In France, readers of Le Monde got a very straightforward account of Bush's trip, although it was not even mentioned on Le Monde's home page. The headline focuses on the trip's secrecy — Dans le plus grand secret, George Bush rend une visite éclair aux soldats stationnés en Irak (In greatest secrecy, George Bush makes lightning visit to soldiers stationed in Iraq). Beyond that, however, it is simply a detailed news story. Fair and balanced, as it were.

In Germany, the Frankfurter Allgemeine Zeitung carried the story on its home page, but it was a ways down on the page. Moreover, the lead article is about the attempts to reach an understanding with the Shiites over the plan to return sovereignty to the Iraqis: Die amerikanische Regierung ist offenbar zu weiteren politischen Zugeständnissen an die schiitische Bevölkerungsmehrheit im Irak bereit. (The American government is ready for further political concessions to the Shiite majority in Iraq.)

The article in the Frankfurter Allgemeine Zeitung about Bush's trip itself was characterized as background. It emphasized the contrast with the 1 May landing on the USS Abraham Lincoln: Diesmal war es eine streng geheime Kommandoaktion, mit der Bush den Amerikanern und der Welt beweisen wollte, daß die Vereinigten Staaten sich nicht von Terroranschlägen im Irak abschrecken ließen. (This time it was a strictly secret commando operation, with which Bush wanted Americans and the world to know that the United States would not be deterred by terrorist attacks in Iraq.)

The FAZ also has an extensive gallery of photographs of Bush's visit.

Given US news fascination with the cloak-and-dagger aspects of The Shrub's trip, a number of tantalizing details are emerging.

• Bush tells his wife and daughters about the trip, but not his parents. I see this as just another example of poor judgement. Personally, I would find the elder Bushes more trustworthy than the daughters.

• W and Condi pulled their baseball caps down to avoid detection by the guards at the airport. Some security, when the president of the United States can get by a security checkpoint and not be recognized.

• A military analyst said that landing at night reduced the threat of heat-seeking missiles. Excuse me! What does the dark have to do with it? I'm no rocket scientist, but I seriously doubt that Air Force One gives off less heat in the dark.

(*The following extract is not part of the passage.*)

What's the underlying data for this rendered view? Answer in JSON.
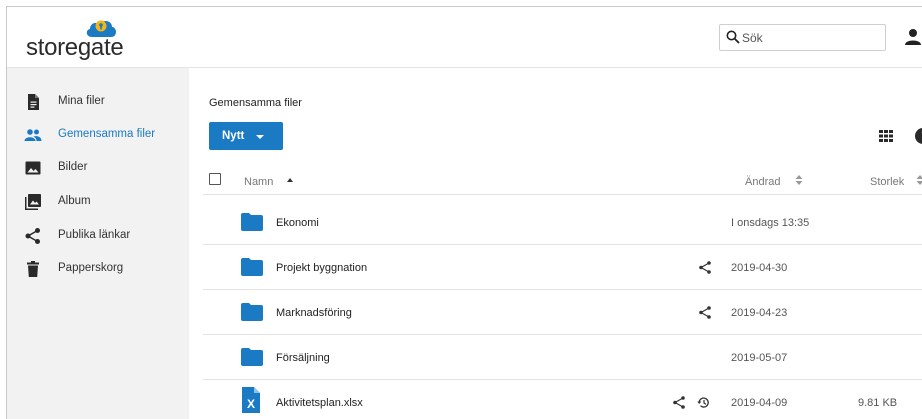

• A British Airways pilot saw Air Force One and contacted it by radio; when The Shrub's pilot replied that it was a Gulfstream V the BA pilot said, "Oh" and kept the secret. Seems to me that that means this whole escapade depended on the discretion of a pilot who did not get on the PA and announce to the passengers, "This is your pilot speaking. If you look out the windows on the left side of the aircraft you can see Air Force One pretending it's a stealth jet."